A menorah is, much more than a Christmas tree, a specifically religious symbol. It is used in a Jewish ritual, it recalls a story from Jewish history that's recorded in the scriptures. How many families read Luke 1 and 2 on Christmas Eve around a lighted tree? Hell, how many families read "The Night Before Christmas" on Christmas Eve, a la Chevy Chase? I get it that a Xmas tree is more related to Christianity than any other seasonal symbol, that indeed the entire holiday is seen as having Christian roots. But it is any more distinctly Christian now than Thanksgiving? That was supposed to be a day to give thanks. To whom? The turkey you're about to eat? Your boss, for employing you for another year? I know Lincoln was too cagey to go for 19th century piety (or not that religious himself), but how does one "give thanks" without directing it to: something? Most of us don't get in that mental tangle. We thank God, if we're so inclined; or we thank Mom (maybe Dad) for cooking the meal, or the NFL for football, or we’re just vaguely “thankful,” and we don't think about it beyond that.
Easter is more specifically a Christian holiday, to this good day. Does that make the Easter Bunny on the White House lawn a religious symbol? Or just weird?
My vote is for "weird."

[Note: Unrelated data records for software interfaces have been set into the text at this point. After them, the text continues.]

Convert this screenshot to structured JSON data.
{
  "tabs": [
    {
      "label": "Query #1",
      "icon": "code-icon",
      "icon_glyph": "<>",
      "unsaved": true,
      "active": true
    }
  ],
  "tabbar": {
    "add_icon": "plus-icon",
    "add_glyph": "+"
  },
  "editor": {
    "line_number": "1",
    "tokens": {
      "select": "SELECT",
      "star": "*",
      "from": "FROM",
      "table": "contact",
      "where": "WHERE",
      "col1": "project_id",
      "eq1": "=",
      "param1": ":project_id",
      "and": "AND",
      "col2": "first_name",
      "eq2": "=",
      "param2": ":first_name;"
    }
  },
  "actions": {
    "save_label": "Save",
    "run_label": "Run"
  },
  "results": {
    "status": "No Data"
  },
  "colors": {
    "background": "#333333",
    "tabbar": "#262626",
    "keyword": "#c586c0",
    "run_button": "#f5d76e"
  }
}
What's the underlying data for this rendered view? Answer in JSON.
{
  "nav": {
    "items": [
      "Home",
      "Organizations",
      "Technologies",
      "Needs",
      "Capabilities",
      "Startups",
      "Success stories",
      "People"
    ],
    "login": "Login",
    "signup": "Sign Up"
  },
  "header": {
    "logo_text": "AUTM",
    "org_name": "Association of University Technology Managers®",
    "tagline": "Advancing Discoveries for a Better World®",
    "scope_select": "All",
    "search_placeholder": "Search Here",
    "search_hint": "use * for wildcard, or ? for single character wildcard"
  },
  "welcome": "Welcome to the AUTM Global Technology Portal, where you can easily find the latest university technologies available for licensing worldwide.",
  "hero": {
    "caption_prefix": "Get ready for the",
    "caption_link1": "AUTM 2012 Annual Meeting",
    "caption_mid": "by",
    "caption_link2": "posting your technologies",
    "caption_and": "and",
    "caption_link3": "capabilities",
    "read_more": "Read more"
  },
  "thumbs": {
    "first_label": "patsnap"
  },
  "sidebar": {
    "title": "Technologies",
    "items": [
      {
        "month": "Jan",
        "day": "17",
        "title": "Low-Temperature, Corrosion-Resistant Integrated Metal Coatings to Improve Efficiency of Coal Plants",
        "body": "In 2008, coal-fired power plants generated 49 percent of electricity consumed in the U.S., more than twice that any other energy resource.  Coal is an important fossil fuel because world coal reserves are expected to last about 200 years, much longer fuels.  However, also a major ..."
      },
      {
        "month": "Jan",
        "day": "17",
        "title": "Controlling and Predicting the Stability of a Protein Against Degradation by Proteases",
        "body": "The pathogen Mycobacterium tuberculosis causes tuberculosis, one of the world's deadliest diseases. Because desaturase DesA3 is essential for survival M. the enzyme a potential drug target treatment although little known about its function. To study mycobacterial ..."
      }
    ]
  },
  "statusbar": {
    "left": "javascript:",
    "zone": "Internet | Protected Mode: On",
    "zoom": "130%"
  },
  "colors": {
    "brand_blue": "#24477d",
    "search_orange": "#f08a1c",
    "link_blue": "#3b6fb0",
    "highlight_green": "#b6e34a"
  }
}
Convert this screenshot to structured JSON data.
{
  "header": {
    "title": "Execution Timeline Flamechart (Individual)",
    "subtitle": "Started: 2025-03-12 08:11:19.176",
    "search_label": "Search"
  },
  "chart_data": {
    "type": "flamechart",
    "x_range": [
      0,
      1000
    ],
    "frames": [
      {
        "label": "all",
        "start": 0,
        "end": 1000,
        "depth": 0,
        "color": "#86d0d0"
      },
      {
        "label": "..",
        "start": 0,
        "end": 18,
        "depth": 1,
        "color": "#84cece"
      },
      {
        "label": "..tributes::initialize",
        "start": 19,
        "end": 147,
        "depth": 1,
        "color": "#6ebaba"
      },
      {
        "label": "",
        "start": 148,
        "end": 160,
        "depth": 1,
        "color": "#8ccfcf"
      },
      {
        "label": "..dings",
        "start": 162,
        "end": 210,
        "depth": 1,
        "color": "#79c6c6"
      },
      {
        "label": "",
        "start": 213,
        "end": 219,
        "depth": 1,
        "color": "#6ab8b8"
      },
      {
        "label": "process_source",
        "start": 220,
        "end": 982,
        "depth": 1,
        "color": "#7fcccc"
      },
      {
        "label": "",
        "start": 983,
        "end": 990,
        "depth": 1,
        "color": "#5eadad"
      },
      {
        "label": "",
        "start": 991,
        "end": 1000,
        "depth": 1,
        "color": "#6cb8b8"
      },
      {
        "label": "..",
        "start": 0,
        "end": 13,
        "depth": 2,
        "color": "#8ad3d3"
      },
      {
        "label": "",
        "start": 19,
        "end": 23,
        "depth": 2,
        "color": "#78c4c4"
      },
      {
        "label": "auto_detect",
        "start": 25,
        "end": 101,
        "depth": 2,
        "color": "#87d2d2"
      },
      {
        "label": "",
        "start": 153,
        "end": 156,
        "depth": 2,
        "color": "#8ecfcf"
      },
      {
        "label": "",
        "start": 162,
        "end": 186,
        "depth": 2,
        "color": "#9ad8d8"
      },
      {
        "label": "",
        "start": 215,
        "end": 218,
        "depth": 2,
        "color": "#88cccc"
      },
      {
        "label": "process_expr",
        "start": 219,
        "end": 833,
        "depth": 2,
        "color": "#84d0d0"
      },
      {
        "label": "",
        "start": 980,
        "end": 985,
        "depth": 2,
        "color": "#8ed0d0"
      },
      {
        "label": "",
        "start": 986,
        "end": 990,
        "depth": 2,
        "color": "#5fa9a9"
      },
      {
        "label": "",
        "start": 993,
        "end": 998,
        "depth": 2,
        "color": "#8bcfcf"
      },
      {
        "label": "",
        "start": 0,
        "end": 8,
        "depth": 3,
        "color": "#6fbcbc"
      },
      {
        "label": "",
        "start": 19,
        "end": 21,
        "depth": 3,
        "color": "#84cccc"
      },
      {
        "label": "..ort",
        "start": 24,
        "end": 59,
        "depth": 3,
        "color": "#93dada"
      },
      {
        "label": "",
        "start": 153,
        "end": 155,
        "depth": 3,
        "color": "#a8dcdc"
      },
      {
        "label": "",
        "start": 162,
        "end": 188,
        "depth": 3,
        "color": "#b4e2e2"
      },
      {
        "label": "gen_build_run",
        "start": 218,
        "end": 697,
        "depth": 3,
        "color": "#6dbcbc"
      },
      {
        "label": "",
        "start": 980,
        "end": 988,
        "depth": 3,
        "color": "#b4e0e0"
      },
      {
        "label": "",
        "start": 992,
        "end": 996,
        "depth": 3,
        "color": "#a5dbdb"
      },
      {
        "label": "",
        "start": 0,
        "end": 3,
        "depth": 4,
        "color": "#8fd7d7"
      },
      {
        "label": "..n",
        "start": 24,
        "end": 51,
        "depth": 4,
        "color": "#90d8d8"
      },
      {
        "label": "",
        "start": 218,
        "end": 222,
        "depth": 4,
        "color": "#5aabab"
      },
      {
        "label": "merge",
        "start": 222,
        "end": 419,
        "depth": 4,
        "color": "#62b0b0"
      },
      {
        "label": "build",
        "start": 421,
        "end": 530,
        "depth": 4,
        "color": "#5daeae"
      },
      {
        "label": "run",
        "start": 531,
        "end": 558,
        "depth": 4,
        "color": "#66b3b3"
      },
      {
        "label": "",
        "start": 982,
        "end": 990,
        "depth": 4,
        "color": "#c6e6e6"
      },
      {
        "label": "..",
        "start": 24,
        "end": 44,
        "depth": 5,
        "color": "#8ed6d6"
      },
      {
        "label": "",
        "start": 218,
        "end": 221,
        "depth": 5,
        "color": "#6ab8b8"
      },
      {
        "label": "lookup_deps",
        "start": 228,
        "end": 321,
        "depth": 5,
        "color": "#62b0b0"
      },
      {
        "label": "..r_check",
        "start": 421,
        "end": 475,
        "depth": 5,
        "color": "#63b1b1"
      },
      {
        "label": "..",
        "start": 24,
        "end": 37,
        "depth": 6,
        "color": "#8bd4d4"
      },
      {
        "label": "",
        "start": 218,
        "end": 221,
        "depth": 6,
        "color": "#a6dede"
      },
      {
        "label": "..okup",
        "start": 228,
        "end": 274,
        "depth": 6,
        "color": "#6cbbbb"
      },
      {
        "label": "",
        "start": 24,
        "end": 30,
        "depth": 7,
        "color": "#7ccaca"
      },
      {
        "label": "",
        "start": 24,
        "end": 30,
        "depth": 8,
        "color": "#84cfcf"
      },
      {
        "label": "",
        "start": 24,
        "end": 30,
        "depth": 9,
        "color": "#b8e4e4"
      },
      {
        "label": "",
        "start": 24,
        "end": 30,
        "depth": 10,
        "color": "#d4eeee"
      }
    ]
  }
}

I dunno; I don't want to bash this argument (the favorite internet sport: "YOU'RE WRONG!!!!!!!!!"). But I can't find much merit in it. Yes, there's a cultural dominance of Christianity in American culture, but for that you have to blame Rome and Constantine. The cultural dominance is real; but "hegemony"? A Christmas tree is oppressive, is a system of control a la the Matrix? Or it's just oppressive?
Christmas carols in the stores for six weeks; Christmas decorations going up around shopping malls in October; relentless e-mails reminding me I have little time left to buy BUY BUY!!!!!. Donald Trump still telling people he 'saved' "Merry Christmas!" That's oppressive.
A Christmas tree in a public space? I'll survive. I think most of us will. You want to put up a menorah, be my guest. I recognize the problem for Jews and Muslims: like very strict Protestants, their beliefs teach they should not have any symbols, especially any that represent people because that is to represent Allah/the God of Abraham. Idol worship. I get it. But nobody's worshipping a Christmas tree; not at home, not in a church, not really anywhere. It made a great plot point in "A Very Harold and Kumar Christmas" (yes, I have absolutely no taste, and no defense for my selection of Xmas movies), but nobody worshipped it there, either. Close, but finally: no.
So, I just don't see it. There are other fights to have, other hills to die on. This one? People will just step over your corpse; or worse, pile packages on it, maybe even cover it with some fake snow.
Let it go. It's not worth it. Enjoy the good nature of the season as best you can. That, after all, is what it's really about: peace on earth, goodwill toward all: men, women, children, foreigners, gays, transexuals, non-whites, non-Americans, non-Christians, non-religious ... you get the idea.